Interesting facts about lip reading

Only 30% of spoken English can be accurately lip read (even by the best lip reader who has been deaf for many years).  This makes it very hard for a deaf person to correctly read the speaker’s lips. This is because many words cannot be differentiated as they have the same lip pattern. For example:

Words that sound the same and have different meanings, but look the same on the lips e.g. which / witch, or break / brake. There are many of these in the English language. Knowing the topic of conversation first helps the lip reader here.

Words that sound different and have different meanings, but look the same on the lips e.g. gap / cab / ham.  Try mouthing these words to yourself now and notice how you make the same lip pattern for each. Another example is mad / ban / mat.

Learning to lip read

Some people can lip read quite well and for others it is more difficult. To be a good lip reader it takes practice, skill and patience.  There are lip reading classes running around the country. Find out more information and to find a lip reading class near you.

Try it out for yourself!

Find out for yourself how difficult lip reading can be. Try our lip reading quiz to see if you can follow lip patterns.

Sign language

What is sign language?

Sign language comes in many forms. In the UK, deaf people use British Sign Language (known as BSL), but every country around the world has their own form of sign language.

British Sign Language (BSL)

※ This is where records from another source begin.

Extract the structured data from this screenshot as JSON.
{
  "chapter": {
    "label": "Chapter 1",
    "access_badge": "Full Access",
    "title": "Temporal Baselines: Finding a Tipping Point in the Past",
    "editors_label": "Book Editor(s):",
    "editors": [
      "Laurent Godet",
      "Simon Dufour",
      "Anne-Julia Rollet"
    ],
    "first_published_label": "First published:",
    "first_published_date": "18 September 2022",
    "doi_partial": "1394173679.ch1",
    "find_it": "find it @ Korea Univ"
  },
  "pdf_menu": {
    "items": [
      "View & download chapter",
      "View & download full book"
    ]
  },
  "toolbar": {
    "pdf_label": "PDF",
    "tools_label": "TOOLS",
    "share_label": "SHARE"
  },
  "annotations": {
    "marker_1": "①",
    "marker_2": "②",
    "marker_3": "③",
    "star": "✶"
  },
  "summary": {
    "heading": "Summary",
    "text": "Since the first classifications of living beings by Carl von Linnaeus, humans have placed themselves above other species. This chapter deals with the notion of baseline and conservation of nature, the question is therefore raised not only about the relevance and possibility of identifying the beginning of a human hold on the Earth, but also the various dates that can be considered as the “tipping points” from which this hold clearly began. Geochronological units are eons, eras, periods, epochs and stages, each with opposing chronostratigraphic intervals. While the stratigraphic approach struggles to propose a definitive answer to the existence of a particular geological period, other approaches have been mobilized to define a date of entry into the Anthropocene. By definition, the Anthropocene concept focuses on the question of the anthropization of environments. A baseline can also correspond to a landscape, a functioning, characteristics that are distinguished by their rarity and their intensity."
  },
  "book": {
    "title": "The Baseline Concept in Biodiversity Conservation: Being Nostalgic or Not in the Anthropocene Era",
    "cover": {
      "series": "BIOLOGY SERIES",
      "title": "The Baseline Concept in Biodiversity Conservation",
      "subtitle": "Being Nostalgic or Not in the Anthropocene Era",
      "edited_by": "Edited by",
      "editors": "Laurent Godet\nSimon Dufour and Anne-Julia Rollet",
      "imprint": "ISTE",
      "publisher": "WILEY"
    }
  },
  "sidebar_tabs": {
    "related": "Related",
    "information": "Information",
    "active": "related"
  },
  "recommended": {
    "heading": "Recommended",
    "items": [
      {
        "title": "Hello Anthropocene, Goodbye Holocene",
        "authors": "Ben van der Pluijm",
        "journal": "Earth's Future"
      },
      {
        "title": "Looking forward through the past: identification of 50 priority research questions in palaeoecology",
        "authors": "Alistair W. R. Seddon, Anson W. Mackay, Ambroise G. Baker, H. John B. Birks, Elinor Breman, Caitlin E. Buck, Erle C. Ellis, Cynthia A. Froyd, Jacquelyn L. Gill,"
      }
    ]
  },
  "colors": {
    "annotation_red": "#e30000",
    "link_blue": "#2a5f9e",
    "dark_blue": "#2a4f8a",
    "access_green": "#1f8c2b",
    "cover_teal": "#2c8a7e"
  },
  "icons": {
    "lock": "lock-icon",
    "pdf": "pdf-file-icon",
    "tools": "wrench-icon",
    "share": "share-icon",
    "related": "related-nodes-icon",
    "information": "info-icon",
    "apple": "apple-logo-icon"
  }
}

  • This is used mainly by people who have been deaf from birth and who are often therefore part of the Deaf Community.
  • BSL is a visual language which uses hands, facial expression and body language.
  • BSL is a language in its own right, separate to English, and uses its own grammar structure. It also has regional signs across the UK (a little bit like regional spoken dialects).
  • BSL also uses the two-handed fingerspelling alphabet. This is used to spell names of people and places, or where the sign isn’t known. Lip readers may also use it to clarify words.

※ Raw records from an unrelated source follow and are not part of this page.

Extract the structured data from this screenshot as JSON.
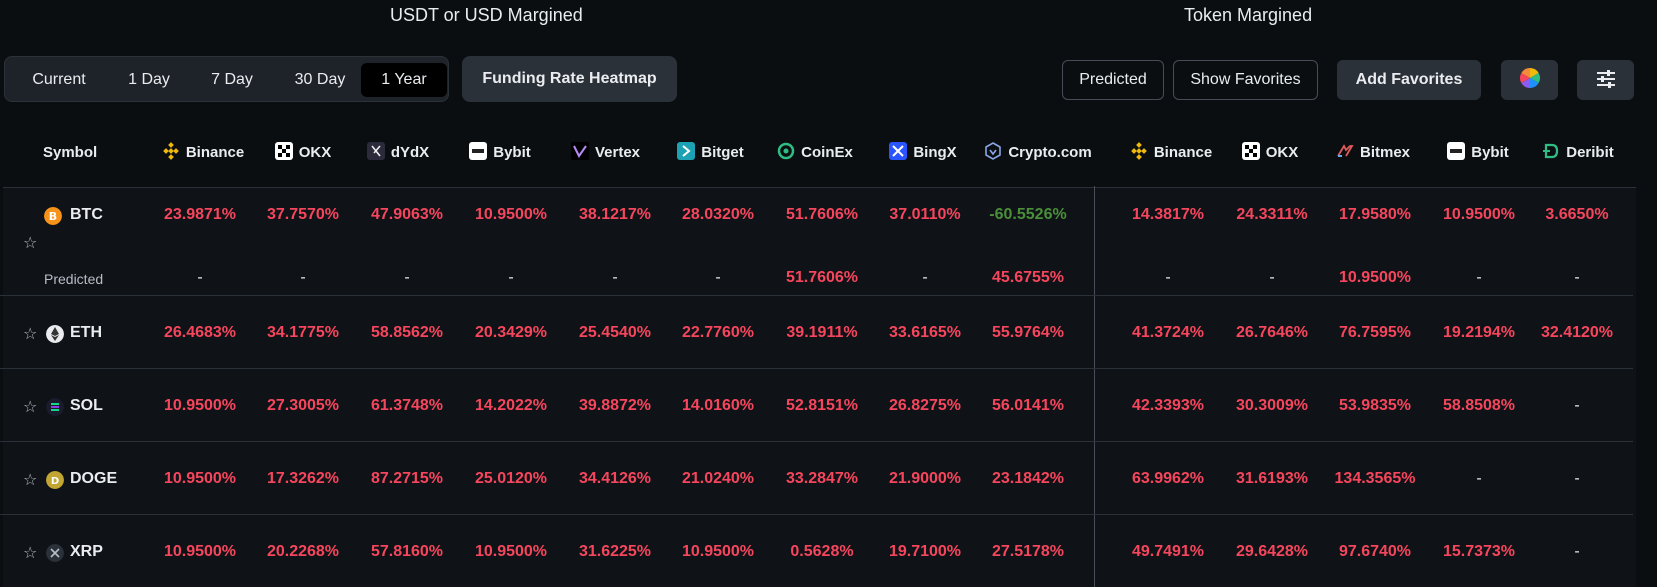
{
  "sections": {
    "left_title": "USDT or USD Margined",
    "right_title": "Token Margined"
  },
  "toolbar": {
    "periods": [
      "Current",
      "1 Day",
      "7 Day",
      "30 Day",
      "1 Year"
    ],
    "active_period": "1 Year",
    "heatmap_label": "Funding Rate Heatmap",
    "predicted_label": "Predicted",
    "show_favorites_label": "Show Favorites",
    "add_favorites_label": "Add Favorites",
    "color_icon": "color-wheel-icon",
    "settings_icon": "sliders-icon"
  },
  "table": {
    "symbol_header": "Symbol",
    "exchanges": [
      "Binance",
      "OKX",
      "dYdX",
      "Bybit",
      "Vertex",
      "Bitget",
      "CoinEx",
      "BingX",
      "Crypto.com",
      "Binance",
      "OKX",
      "Bitmex",
      "Bybit",
      "Deribit"
    ],
    "predicted_label": "Predicted",
    "rows": [
      {
        "symbol": "BTC",
        "values": [
          "23.9871%",
          "37.7570%",
          "47.9063%",
          "10.9500%",
          "38.1217%",
          "28.0320%",
          "51.7606%",
          "37.0110%",
          "-60.5526%",
          "14.3817%",
          "24.3311%",
          "17.9580%",
          "10.9500%",
          "3.6650%"
        ],
        "predicted": [
          "-",
          "-",
          "-",
          "-",
          "-",
          "-",
          "51.7606%",
          "-",
          "45.6755%",
          "-",
          "-",
          "10.9500%",
          "-",
          "-"
        ]
      },
      {
        "symbol": "ETH",
        "values": [
          "26.4683%",
          "34.1775%",
          "58.8562%",
          "20.3429%",
          "25.4540%",
          "22.7760%",
          "39.1911%",
          "33.6165%",
          "55.9764%",
          "41.3724%",
          "26.7646%",
          "76.7595%",
          "19.2194%",
          "32.4120%"
        ]
      },
      {
        "symbol": "SOL",
        "values": [
          "10.9500%",
          "27.3005%",
          "61.3748%",
          "14.2022%",
          "39.8872%",
          "14.0160%",
          "52.8151%",
          "26.8275%",
          "56.0141%",
          "42.3393%",
          "30.3009%",
          "53.9835%",
          "58.8508%",
          "-"
        ]
      },
      {
        "symbol": "DOGE",
        "values": [
          "10.9500%",
          "17.3262%",
          "87.2715%",
          "25.0120%",
          "34.4126%",
          "21.0240%",
          "33.2847%",
          "21.9000%",
          "23.1842%",
          "63.9962%",
          "31.6193%",
          "134.3565%",
          "-",
          "-"
        ]
      },
      {
        "symbol": "XRP",
        "values": [
          "10.9500%",
          "20.2268%",
          "57.8160%",
          "10.9500%",
          "31.6225%",
          "10.9500%",
          "0.5628%",
          "19.7100%",
          "27.5178%",
          "49.7491%",
          "29.6428%",
          "97.6740%",
          "15.7373%",
          "-"
        ]
      }
    ]
  },
  "colors": {
    "positive": "#f6465d",
    "negative": "#4a8f3a",
    "background": "#0b0e11"
  }
}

 BSL fingerspelling alphabet

Other types of sign language

  • Sign supported English (SSE): this ‘borrows’ signs from British Sign Language and the speaker signs the key words in a normal English sentence while speaking in plain English.
  • Makaton: this uses signs (simple gestures) and symbols (simple pictures) alongside speech. It is helpful for babies, children and adults whose language skills may be less developed. For more information contact the UK Makaton charity.
  • Cued speech: this is another visual method of communication. It combines lip patterns with hand ‘cues’ (different hand shapes and positions next to the mouth) to differentiate the sounds of a spoken language that may otherwise look the same on the lips. For more information, contact the UK Cued Speech Association.

Deafblind manual

This is a method of tactile communication for those who have both hearing and sight loss. A deafblind person may also use any of the following:

  • The block alphabet
  • Hands-on signing
  • Visual frame signing
  • Tadoma

For more information on communication methods for deafblind people, contact Deafblind UK.